Even before the details of the IRA’s battery-sourcing provisions were known, several automakers were virtually racing to seal deals with the world’s most prominent EV battery developers to manufacture batteries domestically, as well as source the most critical of battery minerals, such as lithium, cobalt and nickel, either from North America or from world regions under free-trade agreement with the U.S. Passage of the IRA only cemented the political and economic will to address these crucial conflicts in the current battery supply chain.

With Ford, GM, Stellantis and Volkswagen among the largest automakers to secure multi-billion-dollar ventures with global battery developers such as SK Innovation, LG Chem, LG Energy Solution and Samsung SDI, among others, it appears complying with the IRA bill’s U.S. manufacturing provisions will be covered – although not immediately, as most of the facilities are under construction or yet to be started. Honda said just after the ARB’s announcement of the ACC II ruling that it inked a $4.4-billion deal with LG Energy Solution for a battery manufacturing plant of approximately 40 GWh capacity at a yet-to-be-disclosed location.

Battery quality and durability will be a crucial factor under the ARB’s new ACC II rule.
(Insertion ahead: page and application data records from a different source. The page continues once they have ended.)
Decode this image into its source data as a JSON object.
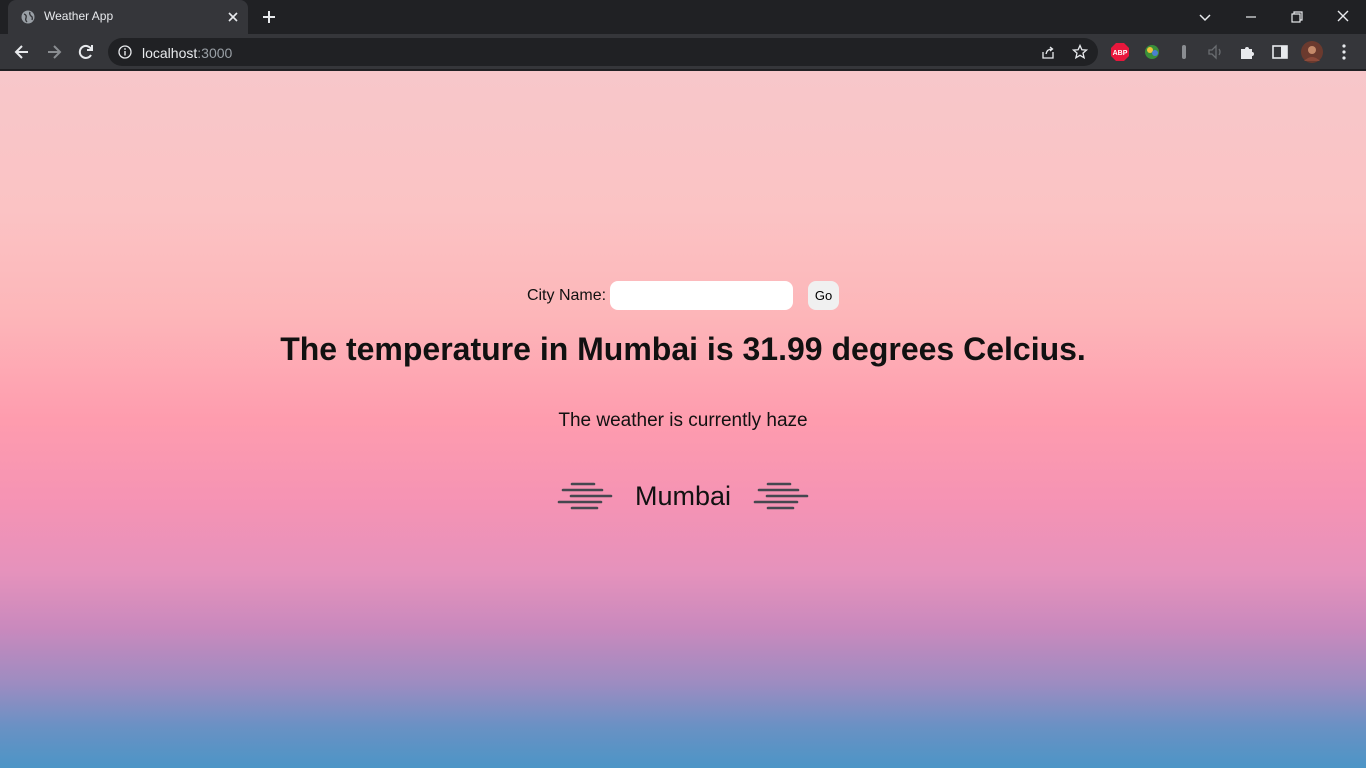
{
  "browser": {
    "tab_title": "Weather App",
    "url_host": "localhost",
    "url_port": ":3000",
    "extensions": [
      "adblock-plus-icon",
      "extension-icon",
      "extension-icon",
      "media-icon",
      "puzzle-icon"
    ]
  },
  "page": {
    "form": {
      "label": "City Name:",
      "input_value": "",
      "input_placeholder": "",
      "button_label": "Go"
    },
    "temperature_text": "The temperature in Mumbai is 31.99 degrees Celcius.",
    "description_text": "The weather is currently haze",
    "city_name": "Mumbai"
  },
  "colors": {
    "gradient_top": "#f7c7ca",
    "gradient_mid": "#fe9cae",
    "gradient_bottom": "#4c95c6"
  }
}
By model year 2030, the rule says EV batteries must maintain at least 80% of electric range for 10 years or 150,000 miles (241,000 km). Starting with model year 2031, vehicle battery packs must be warranted to maintain 75% of their energy capacity for eight years or 100,000 miles (161,000 km).